### PROBLEM DETAILS
Where in the records does the word "Enter" appear? Copy each line that holds it.

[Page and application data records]
================
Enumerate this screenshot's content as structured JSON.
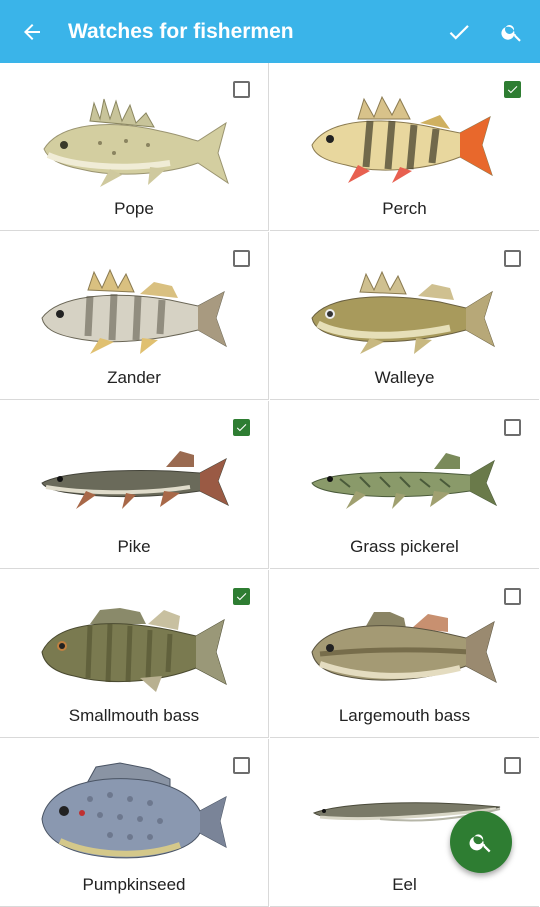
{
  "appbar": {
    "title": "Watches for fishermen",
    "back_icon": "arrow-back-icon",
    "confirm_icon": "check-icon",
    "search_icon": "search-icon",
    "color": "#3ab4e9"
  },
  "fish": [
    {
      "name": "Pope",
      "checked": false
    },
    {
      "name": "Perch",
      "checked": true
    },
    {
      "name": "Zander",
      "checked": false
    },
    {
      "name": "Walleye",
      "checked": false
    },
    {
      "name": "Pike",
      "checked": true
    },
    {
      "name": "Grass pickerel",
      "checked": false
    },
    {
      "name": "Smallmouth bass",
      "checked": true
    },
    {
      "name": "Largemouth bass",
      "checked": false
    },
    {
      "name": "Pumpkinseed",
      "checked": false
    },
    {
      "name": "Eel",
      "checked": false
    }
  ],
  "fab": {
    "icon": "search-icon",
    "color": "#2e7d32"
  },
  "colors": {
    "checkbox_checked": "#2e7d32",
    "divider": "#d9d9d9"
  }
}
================
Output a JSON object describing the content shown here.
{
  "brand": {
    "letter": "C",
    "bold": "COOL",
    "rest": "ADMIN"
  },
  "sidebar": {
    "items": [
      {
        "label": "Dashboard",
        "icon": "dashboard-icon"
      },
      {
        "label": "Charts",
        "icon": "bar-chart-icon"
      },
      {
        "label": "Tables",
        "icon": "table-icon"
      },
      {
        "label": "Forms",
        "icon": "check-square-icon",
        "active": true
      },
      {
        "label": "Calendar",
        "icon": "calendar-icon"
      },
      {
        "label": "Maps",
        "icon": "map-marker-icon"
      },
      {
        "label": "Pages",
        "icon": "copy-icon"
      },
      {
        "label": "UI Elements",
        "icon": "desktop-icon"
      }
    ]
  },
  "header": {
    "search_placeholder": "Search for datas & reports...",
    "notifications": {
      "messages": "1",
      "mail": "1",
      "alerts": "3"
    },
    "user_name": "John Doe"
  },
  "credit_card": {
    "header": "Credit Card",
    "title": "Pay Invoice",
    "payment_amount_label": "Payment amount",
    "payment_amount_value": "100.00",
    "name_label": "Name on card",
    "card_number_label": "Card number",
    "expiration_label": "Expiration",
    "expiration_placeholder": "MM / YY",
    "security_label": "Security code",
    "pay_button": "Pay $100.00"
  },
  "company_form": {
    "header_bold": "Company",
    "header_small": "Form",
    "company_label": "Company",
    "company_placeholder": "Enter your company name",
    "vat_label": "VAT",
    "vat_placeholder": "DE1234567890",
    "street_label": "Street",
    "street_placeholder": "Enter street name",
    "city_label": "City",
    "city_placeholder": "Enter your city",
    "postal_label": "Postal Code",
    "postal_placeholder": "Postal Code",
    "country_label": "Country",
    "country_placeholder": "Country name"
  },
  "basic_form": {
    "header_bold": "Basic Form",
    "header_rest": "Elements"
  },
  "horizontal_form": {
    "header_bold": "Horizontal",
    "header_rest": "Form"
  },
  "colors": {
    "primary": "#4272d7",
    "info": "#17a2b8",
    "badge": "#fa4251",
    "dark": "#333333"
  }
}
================
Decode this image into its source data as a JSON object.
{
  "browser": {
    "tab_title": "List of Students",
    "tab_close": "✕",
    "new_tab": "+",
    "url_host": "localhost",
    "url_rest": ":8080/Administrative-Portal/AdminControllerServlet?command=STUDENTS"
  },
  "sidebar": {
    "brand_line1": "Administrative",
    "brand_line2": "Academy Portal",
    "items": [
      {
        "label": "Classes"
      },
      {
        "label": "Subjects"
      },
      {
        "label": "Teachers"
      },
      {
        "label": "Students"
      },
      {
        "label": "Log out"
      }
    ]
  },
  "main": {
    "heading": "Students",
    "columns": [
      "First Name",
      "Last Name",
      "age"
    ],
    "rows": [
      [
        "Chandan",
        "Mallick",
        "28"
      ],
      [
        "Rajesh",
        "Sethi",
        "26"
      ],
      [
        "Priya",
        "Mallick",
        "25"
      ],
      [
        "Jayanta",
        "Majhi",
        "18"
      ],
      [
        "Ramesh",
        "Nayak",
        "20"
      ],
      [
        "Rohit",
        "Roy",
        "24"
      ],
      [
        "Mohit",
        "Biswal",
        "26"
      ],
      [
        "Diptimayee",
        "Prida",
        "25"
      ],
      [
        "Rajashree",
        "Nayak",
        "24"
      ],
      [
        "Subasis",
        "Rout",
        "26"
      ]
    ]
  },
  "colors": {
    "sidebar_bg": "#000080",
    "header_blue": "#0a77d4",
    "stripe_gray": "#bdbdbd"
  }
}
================
### RESPONSE
    "company_placeholder": "Enter your company name",
    "street_placeholder": "Enter street name",
    "city_placeholder": "Enter your city",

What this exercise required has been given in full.